As is ENAD.

All I have is the memory of having pages of error reports that didn't tell me that the problem was that, halfway into a 200-or-so line Python program. This has lead me to set expandtab or the equivalent for every editor I've used since. Burn me once, shame on you, but burn me twice...

I admit that disliked Python before that, but then it was more "Perl does this already, so why do I have to learn how to do the exact same thing in another dynamic language? What do I gain?" rather than "This language takes as a core feature a means to create undetectable errors."

But no. My hatred of Python stopped coming from a logical place. "Creates undetectable errors" is a logical argument, one that is no longer true, but I got taken to a place of negative emotion, like someone who was bitten by a dog as a child and now is overcome with fear or hate when one comes up now.

(I tried it a few times since, and each time, my experience said "this is an objectively stupid way of doing things", until I bumped into things like Sikuli or my FitBit code where there was either no other way or this was the easiest way to get to "working".)

Then I find someone online who says "tabs are better than spaces". For outputting formatted text, I do agree, but in code, that leads to invisible bugs. So, when someone is wrong online, you correct them.
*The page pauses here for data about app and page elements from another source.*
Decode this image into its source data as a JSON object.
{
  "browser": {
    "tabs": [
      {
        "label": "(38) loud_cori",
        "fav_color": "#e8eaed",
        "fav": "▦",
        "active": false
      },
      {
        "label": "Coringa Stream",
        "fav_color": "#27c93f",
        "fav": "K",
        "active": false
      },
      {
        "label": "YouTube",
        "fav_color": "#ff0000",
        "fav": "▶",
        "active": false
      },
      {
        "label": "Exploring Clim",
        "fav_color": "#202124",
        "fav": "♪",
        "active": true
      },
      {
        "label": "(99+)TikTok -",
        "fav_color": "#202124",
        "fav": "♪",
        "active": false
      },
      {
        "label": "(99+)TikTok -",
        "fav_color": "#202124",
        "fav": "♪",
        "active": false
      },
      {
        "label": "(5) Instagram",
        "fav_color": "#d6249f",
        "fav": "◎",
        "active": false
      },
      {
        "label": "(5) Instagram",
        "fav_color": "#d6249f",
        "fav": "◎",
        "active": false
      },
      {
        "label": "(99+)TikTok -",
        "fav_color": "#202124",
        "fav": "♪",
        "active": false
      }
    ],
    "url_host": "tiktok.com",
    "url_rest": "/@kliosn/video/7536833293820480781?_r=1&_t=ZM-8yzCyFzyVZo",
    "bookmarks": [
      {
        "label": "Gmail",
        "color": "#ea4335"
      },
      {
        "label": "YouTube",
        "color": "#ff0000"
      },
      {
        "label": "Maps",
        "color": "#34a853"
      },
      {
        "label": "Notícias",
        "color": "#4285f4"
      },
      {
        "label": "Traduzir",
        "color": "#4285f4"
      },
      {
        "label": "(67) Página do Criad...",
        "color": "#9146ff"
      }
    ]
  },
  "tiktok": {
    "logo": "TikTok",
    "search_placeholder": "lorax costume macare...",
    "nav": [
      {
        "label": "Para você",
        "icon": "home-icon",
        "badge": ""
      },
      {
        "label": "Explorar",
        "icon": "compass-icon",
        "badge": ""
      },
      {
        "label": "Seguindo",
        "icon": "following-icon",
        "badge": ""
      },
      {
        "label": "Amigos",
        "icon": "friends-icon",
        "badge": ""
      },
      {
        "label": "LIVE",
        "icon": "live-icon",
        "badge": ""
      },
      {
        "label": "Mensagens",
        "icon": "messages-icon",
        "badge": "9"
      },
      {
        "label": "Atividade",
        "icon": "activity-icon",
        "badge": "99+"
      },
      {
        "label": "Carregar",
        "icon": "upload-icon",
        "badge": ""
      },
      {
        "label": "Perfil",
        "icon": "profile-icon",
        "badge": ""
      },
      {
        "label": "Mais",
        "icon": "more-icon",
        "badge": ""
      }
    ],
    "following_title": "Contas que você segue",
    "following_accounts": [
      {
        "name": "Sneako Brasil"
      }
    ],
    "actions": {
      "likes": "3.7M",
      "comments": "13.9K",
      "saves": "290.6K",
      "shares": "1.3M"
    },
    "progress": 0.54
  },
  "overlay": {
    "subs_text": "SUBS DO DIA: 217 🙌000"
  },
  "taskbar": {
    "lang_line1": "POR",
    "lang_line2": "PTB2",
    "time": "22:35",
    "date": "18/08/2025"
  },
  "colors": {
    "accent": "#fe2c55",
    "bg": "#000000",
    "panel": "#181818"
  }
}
But then, I wrote the above code, expecting the same errors and received none.

(In this process, I learned some interesting things about Sublime Text, like the way you can set color_scheme and draw_white_space and translate_tabs_to_spaces at a language-specific level, which I did to allow me to see the white space when writing the above code. Sublime Text is neat.)

I've been saying this for a while, but I think this is the last thing I needed to find out before I lived it: the Python that's here today is not the Python that bit me 15 years ago, and I should get over my hangups and "pet the dog".